A South Dakota doctor warned that he has family members who still deny the reality of the COVID-19 pandemic, even as his state’s testing positivity rate continues to be the second-highest in the country at about 56 percent.
As of Thursday morning, South Dakota’s COVID-19 positivity rate stood at 55.9 percent, making it the highest in the nation after Wyoming. Since the start of the pandemic, the midwestern state—which has a population of about 885,000—has seen a total of more than 68,000 novel coronavirus infections and 674 deaths.
The seven-day average of new infections in South Dakota is currently north of 1,400 per day. Despite the surge in new infections, medical professionals in the state have said many still do not believe the pandemic is real.
“I have family members that deny it exists. It’s hard to have that conversation with them,” Dr. Austin Simonson, an internal medicine specialist at the Sanford Medical Center in Sioux Falls, South Dakota, told CNN on Thursday.
“There’s a profound ability for people to think ‘it won't happen to me, it happens to other people,’ and that's unfortunate,” South Dakota Dr. Austin Simonson says as the state's coronavirus cases skyrocket.
— CNN Newsroom (@CNNnewsroom) November 19, 2020
“There’s a profound ability for people to think ‘it won’t happen to me, it happens to other people,’ and that’s unfortunate,” Simonson said.
The doctor described dealing with the COVID-19 pandemic as a “marathon” for medical professionals, saying “we’re on mile 13″—or just half-way through the crisis.
“It is exhausting,” he said, explaining that the “difficulty” is getting everyone to realize that “we have a long way to go” before the pandemic is over.
Newsweek reached out to the South Dakota Department of Health for comment, but did not receive an immediate response.
Jodi Doering, a registered emergency room nurse from South Dakota, posted a tweet that went viral this week, pointing out that many of her COVID-19 patients deny the existence of the virus.
“The ones that stick out are those who still don’t believe the virus is real.
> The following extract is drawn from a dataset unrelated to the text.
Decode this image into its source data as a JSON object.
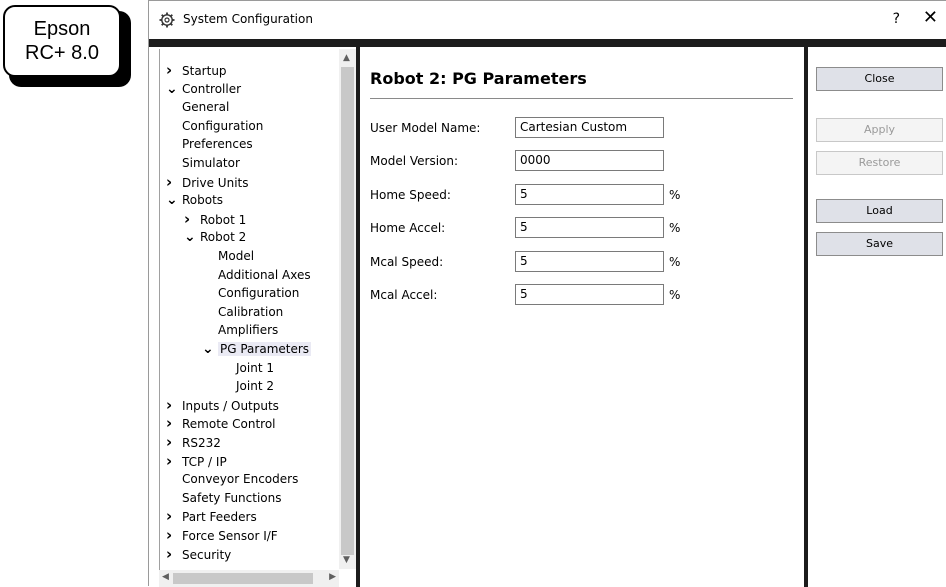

The ones who scream at you for a magic medicine and that Joe Biden is Going to ruin the USA. All while gasping for breath on 100% Vapotherm,” Doering wrote. “They tell you there must be another reason they are sick. They call you names and ask why you have to wear all that ‘stuff’ because they don’t have COVID because it’s not real. Yes. This really happens.”
South Dakota’s Governor Kristi Noem, a Republican, has faced criticism for declining to implement further COVID-19 restrictions as the pandemic surges in her state. The governor has refused to implement a mask mandate and questioned the well-established science showing the effectiveness of masks. She has also declined to put restrictions on restaurants and bars, something members of the White House Coronavirus Task Force have advocated for.
Dr. Anthony Fauci, a key member of the task force and the director of the National Institute of Allergy and Infectious Diseases, expressed shock that some Americans still do not believe in the pandemic in an interview published Thursday by The New York Times.
“I was stunned by the fact that in certain areas of the country, even though the devastation of the outbreak is clear, some people are still saying it’s fake news,” Fauci told the newspaper. “That is a very difficult thing to get over.”